Editor’s Note: This piece is a complement to PRINT’s Regional Design Awards issue, which hits newsstands Jan. 10, 2017.
This year’s election absurdity notwithstanding, 2016 has been an incredible year for visual culture, as were 2015, 2014 and all the years before. When we discuss design in a graphic design annual like PRINT’s RDA, every year is required to be great because it is the job of an annual to celebrate the greatness of design. This year’s RDA is no different—it contains an increasingly larger proportion of smartly executed conceptual work from all corners of the North American continent (and New York). I have come not to praise the Caesars among this auspicious design empire, but to suggest what might be improved upon or at least seriously considered.
Namely: In the mad dash to fill up hand-held screens with cascading content, the “mobile-first” mentality that has impacted a large swath of contemporary design and designers, TYPE is more important than ever—but has never been less understood.

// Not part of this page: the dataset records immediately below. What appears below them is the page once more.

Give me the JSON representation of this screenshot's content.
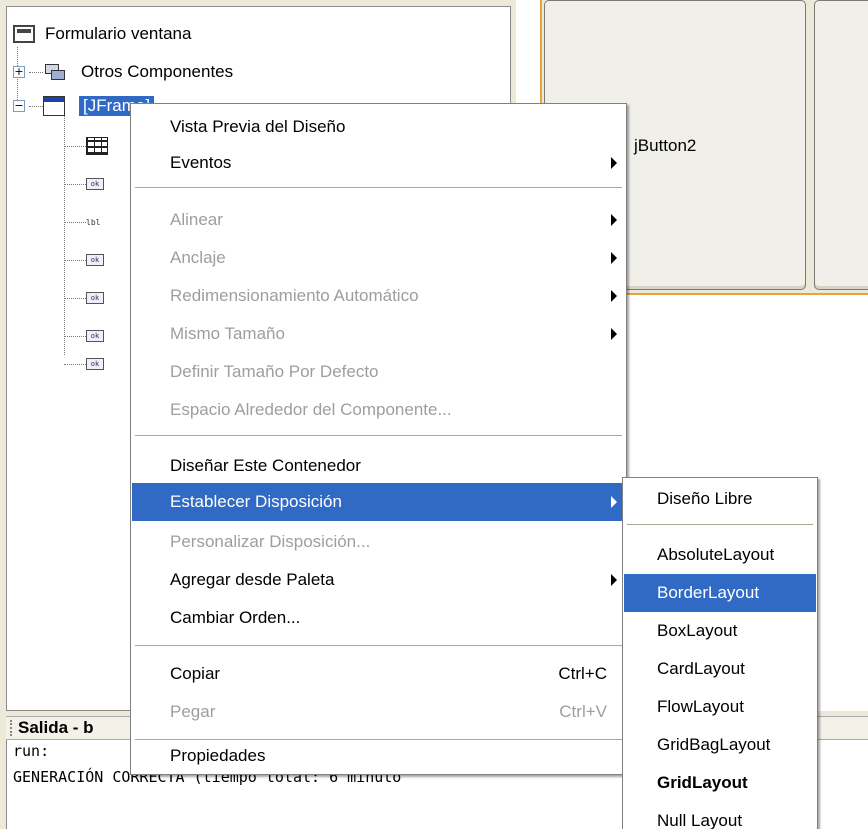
{
  "tree": {
    "root_label": "Formulario ventana",
    "other_components_label": "Otros Componentes",
    "frame_label": "[JFrame]",
    "frame_icon": "jframe-icon",
    "expand_glyph": "+",
    "collapse_glyph": "−",
    "child_icons": [
      "grid-layout-icon",
      "button-icon",
      "label-icon",
      "button-icon",
      "button-icon",
      "button-icon",
      "button-icon"
    ]
  },
  "design": {
    "button_label": "jButton2",
    "accent_color": "#e8a537"
  },
  "output": {
    "title": "Salida - b",
    "lines": [
      "run:",
      "GENERACIÓN CORRECTA (tiempo total: 6 minuto"
    ]
  },
  "context_menu": {
    "items": [
      {
        "label": "Vista Previa del Diseño",
        "enabled": true
      },
      {
        "label": "Eventos",
        "enabled": true,
        "submenu": true
      },
      {
        "label": "Alinear",
        "enabled": false,
        "submenu": true
      },
      {
        "label": "Anclaje",
        "enabled": false,
        "submenu": true
      },
      {
        "label": "Redimensionamiento Automático",
        "enabled": false,
        "submenu": true
      },
      {
        "label": "Mismo Tamaño",
        "enabled": false,
        "submenu": true
      },
      {
        "label": "Definir Tamaño Por Defecto",
        "enabled": false
      },
      {
        "label": "Espacio Alrededor del Componente...",
        "enabled": false
      },
      {
        "label": "Diseñar Este Contenedor",
        "enabled": true
      },
      {
        "label": "Establecer Disposición",
        "enabled": true,
        "submenu": true,
        "highlighted": true
      },
      {
        "label": "Personalizar Disposición...",
        "enabled": false
      },
      {
        "label": "Agregar desde Paleta",
        "enabled": true,
        "submenu": true
      },
      {
        "label": "Cambiar Orden...",
        "enabled": true
      },
      {
        "label": "Copiar",
        "enabled": true,
        "shortcut": "Ctrl+C"
      },
      {
        "label": "Pegar",
        "enabled": false,
        "shortcut": "Ctrl+V"
      },
      {
        "label": "Propiedades",
        "enabled": true
      }
    ],
    "highlight_color": "#316ac5",
    "disabled_color": "#9e9e9e"
  },
  "layout_submenu": {
    "items": [
      {
        "label": "Diseño Libre"
      },
      {
        "label": "AbsoluteLayout"
      },
      {
        "label": "BorderLayout",
        "highlighted": true
      },
      {
        "label": "BoxLayout"
      },
      {
        "label": "CardLayout"
      },
      {
        "label": "FlowLayout"
      },
      {
        "label": "GridBagLayout"
      },
      {
        "label": "GridLayout",
        "bold": true
      },
      {
        "label": "Null Layout"
      }
    ]
  }
}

Before the necessities of responsive design, owing to the multiplicity of digital platforms, typographic rules were easily taught and religiously followed. Since there has been an upsurge in typographic pyrotechnics, expressive type/illustration compositions and metaphoric lettering, it could be argued that basic Type I and Type II standards have become much less a factor in design education at both undergrad and graduate levels—or at least they are taught in a perfunctory manner. Therefore, unless, say, junior designers without type experience are supervised by formally educated type users, composition nuances will be lost to an entire generation. I’ve seen brilliant conceptual ideas go down in flames owing not just to poor type-spec choices, but ridiculous leading, spacing and kerning.
There are examples in PRINT’s annual where outcomes are marred by seemingly minor typographic mistakes. I call these blemishes Type Acne—when an otherwise handsome or beautiful face is made imperfect by disturbing eruptions of mishandled design.

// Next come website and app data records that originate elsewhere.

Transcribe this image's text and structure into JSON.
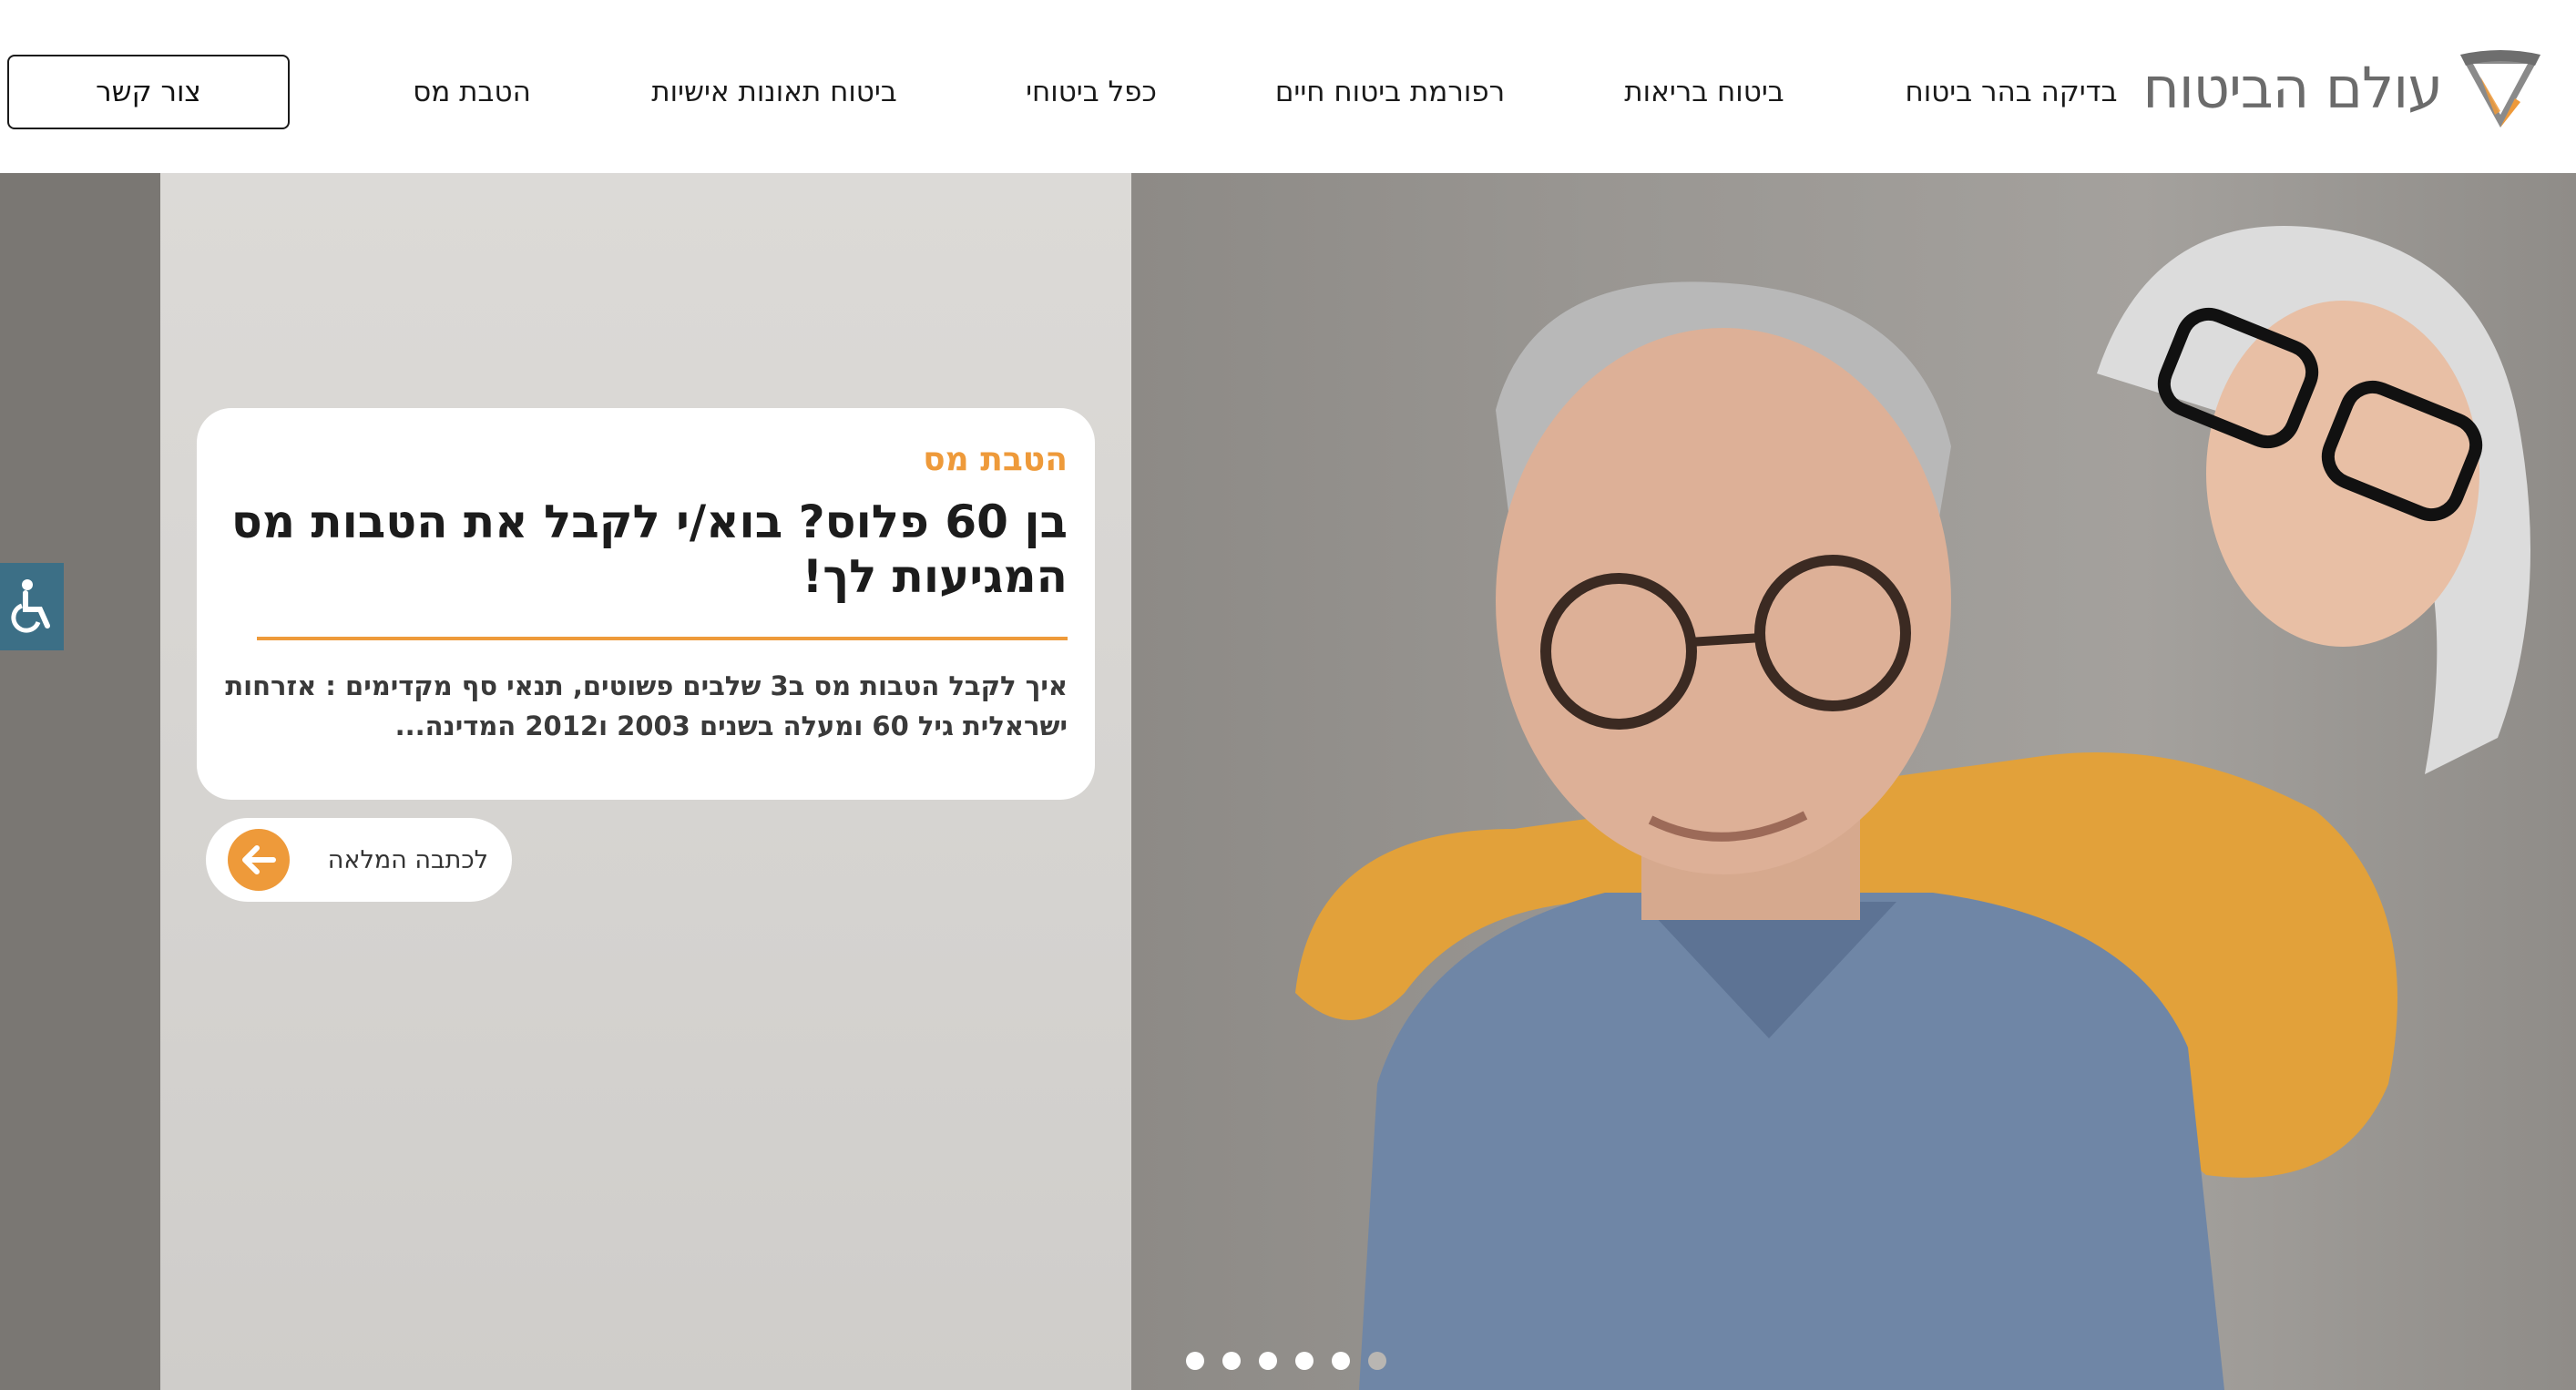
{
  "header": {
    "logo_text": "עולם הביטוח",
    "nav": [
      {
        "label": "בדיקה בהר ביטוח"
      },
      {
        "label": "ביטוח בריאות"
      },
      {
        "label": "רפורמת ביטוח חיים"
      },
      {
        "label": "כפל ביטוחי"
      },
      {
        "label": "ביטוח תאונות אישיות"
      },
      {
        "label": "הטבת מס"
      }
    ],
    "contact_label": "צור קשר"
  },
  "hero": {
    "card": {
      "category": "הטבת מס",
      "title": "בן 60 פלוס? בוא/י לקבל את הטבות מס המגיעות לך!",
      "excerpt": "איך לקבל הטבות מס ב3 שלבים פשוטים, תנאי סף מקדימים : אזרחות ישראלית גיל 60 ומעלה בשנים 2003 ו2012 המדינה..."
    },
    "read_more_label": "לכתבה המלאה",
    "slides_total": 6,
    "active_slide_index": 5
  },
  "colors": {
    "accent": "#ee9a3a",
    "accessibility": "#3c6f86",
    "text": "#1c1c1c"
  },
  "icons": {
    "logo": "shield-logo-icon",
    "accessibility": "wheelchair-icon",
    "read_more": "arrow-left-icon"
  }
}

Talk to anyone who teaches type, typeface design, typography and even lettering, and you’ll find confirmation that contradictions in typographic literacy are on the rise. Students, young designers and even some older ones (without the rigor) are great at big ideas but lack the precision to effectively translate them into print or on screen. The problem is reminiscent of the 1980s, when some designers used ITC Garamond instead of cleaner cuts of the typeface. The ITC phototype version looked smushed and fatter than the other versions, which caused a huge brouhaha among the camps on aesthetic and commercial grounds.
As it happened, I was in the ITC camp. The reason was simple: The face was being highly promoted and I was weaned on ITC faces, so I just assumed it would be a splendid version. Moreover, my typographic education was nonexistent—self-generated. Like computer type today, phototype was fairly easy and cheap, and I graduated from the use-what-you-have-and-make-it-fit school of design. It wasn’t until a year later that I realized the error of my ways. But it was too late, for the work that I produced still looked like garbage. Had someone guided me, I might have learned not just that it was the wrong typeface, but my leading and column widths were too wide, which accentuated the imperfections of the Garamond. I admit, my typographic skills never got better (that’s why I’m a writer and not a designer today). But I learned to at least discern good from bad and exquisite from mediocre.

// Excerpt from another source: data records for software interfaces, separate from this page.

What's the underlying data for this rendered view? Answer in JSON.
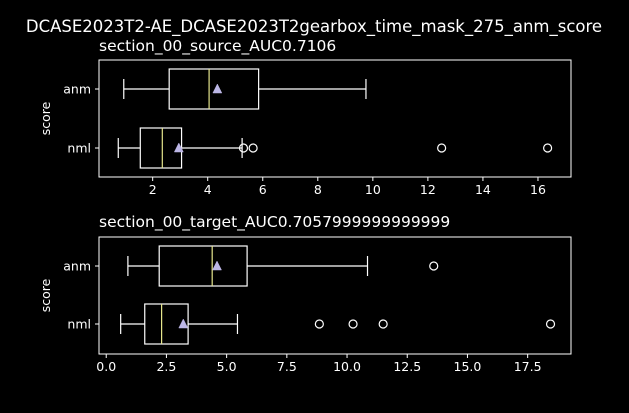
{
  "suptitle": "DCASE2023T2-AE_DCASE2023T2gearbox_time_mask_275_anm_score",
  "style": {
    "background": "#000000",
    "foreground": "#ffffff",
    "median_color": "#e6e68c",
    "mean_marker_color": "#bcb6e6"
  },
  "chart_data": [
    {
      "type": "box",
      "orientation": "horizontal",
      "title": "section_00_source_AUC0.7106",
      "ylabel": "score",
      "xlabel": "",
      "xlim": [
        0.05,
        17.2
      ],
      "xticks": [
        2,
        4,
        6,
        8,
        10,
        12,
        14,
        16
      ],
      "xtick_labels": [
        "2",
        "4",
        "6",
        "8",
        "10",
        "12",
        "14",
        "16"
      ],
      "grid": false,
      "categories": [
        "anm",
        "nml"
      ],
      "boxes": [
        {
          "label": "anm",
          "whisker_low": 0.95,
          "q1": 2.6,
          "median": 4.05,
          "q3": 5.85,
          "whisker_high": 9.75,
          "mean": 4.35,
          "outliers": []
        },
        {
          "label": "nml",
          "whisker_low": 0.75,
          "q1": 1.55,
          "median": 2.35,
          "q3": 3.05,
          "whisker_high": 5.25,
          "mean": 2.95,
          "outliers": [
            5.3,
            5.65,
            12.5,
            16.35
          ]
        }
      ]
    },
    {
      "type": "box",
      "orientation": "horizontal",
      "title": "section_00_target_AUC0.7057999999999999",
      "ylabel": "score",
      "xlabel": "",
      "xlim": [
        -0.3,
        19.3
      ],
      "xticks": [
        0.0,
        2.5,
        5.0,
        7.5,
        10.0,
        12.5,
        15.0,
        17.5
      ],
      "xtick_labels": [
        "0.0",
        "2.5",
        "5.0",
        "7.5",
        "10.0",
        "12.5",
        "15.0",
        "17.5"
      ],
      "grid": false,
      "categories": [
        "anm",
        "nml"
      ],
      "boxes": [
        {
          "label": "anm",
          "whisker_low": 0.9,
          "q1": 2.2,
          "median": 4.4,
          "q3": 5.85,
          "whisker_high": 10.85,
          "mean": 4.6,
          "outliers": [
            13.6
          ]
        },
        {
          "label": "nml",
          "whisker_low": 0.6,
          "q1": 1.6,
          "median": 2.3,
          "q3": 3.4,
          "whisker_high": 5.45,
          "mean": 3.2,
          "outliers": [
            8.85,
            10.25,
            11.5,
            18.45
          ]
        }
      ]
    }
  ]
}
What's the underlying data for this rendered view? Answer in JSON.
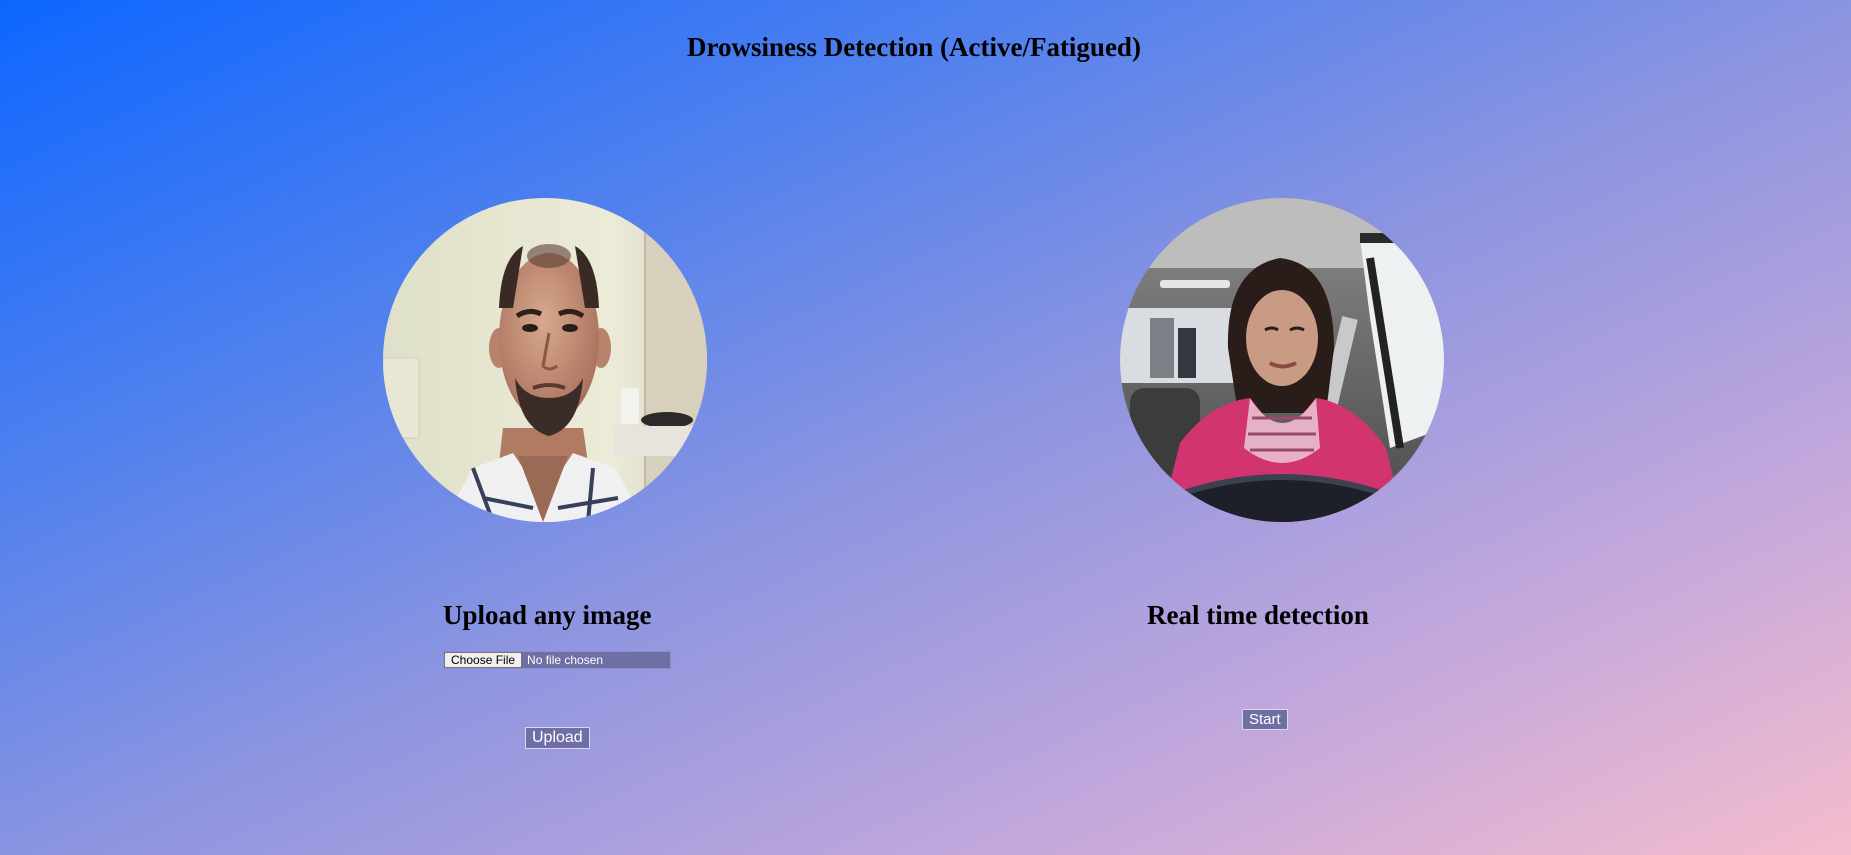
{
  "page": {
    "title": "Drowsiness Detection (Active/Fatigued)"
  },
  "left_panel": {
    "image_name": "man-face-photo",
    "heading": "Upload any image",
    "file_input": {
      "button_label": "Choose File",
      "status": "No file chosen"
    },
    "upload_button": "Upload"
  },
  "right_panel": {
    "image_name": "woman-driving-photo",
    "heading": "Real time detection",
    "start_button": "Start"
  },
  "colors": {
    "gradient_start": "#0d66ff",
    "gradient_end": "#f5bccd",
    "button_bg": "#6f6fa6"
  }
}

What I discern today is that whereas in the past (and with some in the present) type was the nectar of the gods, today the focus is on making typography that looks good rather than is good. What does that mean, exactly?
A designer can now test-drive a typeface that has character and personality but doesn’t necessary function well under real road conditions. For instance, when I recently asked a student why she used a particular pair of mismatched typefaces for a poster, the answer was because it “kind of felt right on the screen.” When pressed on why the decision was really made, it turned out that the faces stood out on the type menu. Although an extreme case of poor judgment, it is also a common trope. Trying to squeeze the wrong type into a design is like strapping on shoes that are too tight—it’s painful. And when the overall design concept is fantastic, it’s more than just painful: It’s criminal.
Typographic crimes and misdemeanors can, must and will be avoided with years of intense study. There are very few natural-born typographers or typographic prodigies. Type takes teaching, learning and practice. For some neurological reasons, some people will never be great type users, but for many—perhaps most—type basics are learnable and excellence is achievable with the proper knowledge.
So, now that 2016 is recorded for future generations, next year should be considered the year of type intelligence. As Paul Rand once said, learn more about what you’re doing with type: “It will make you much happier.”
This post, by Steven Heller originally appeared in Print.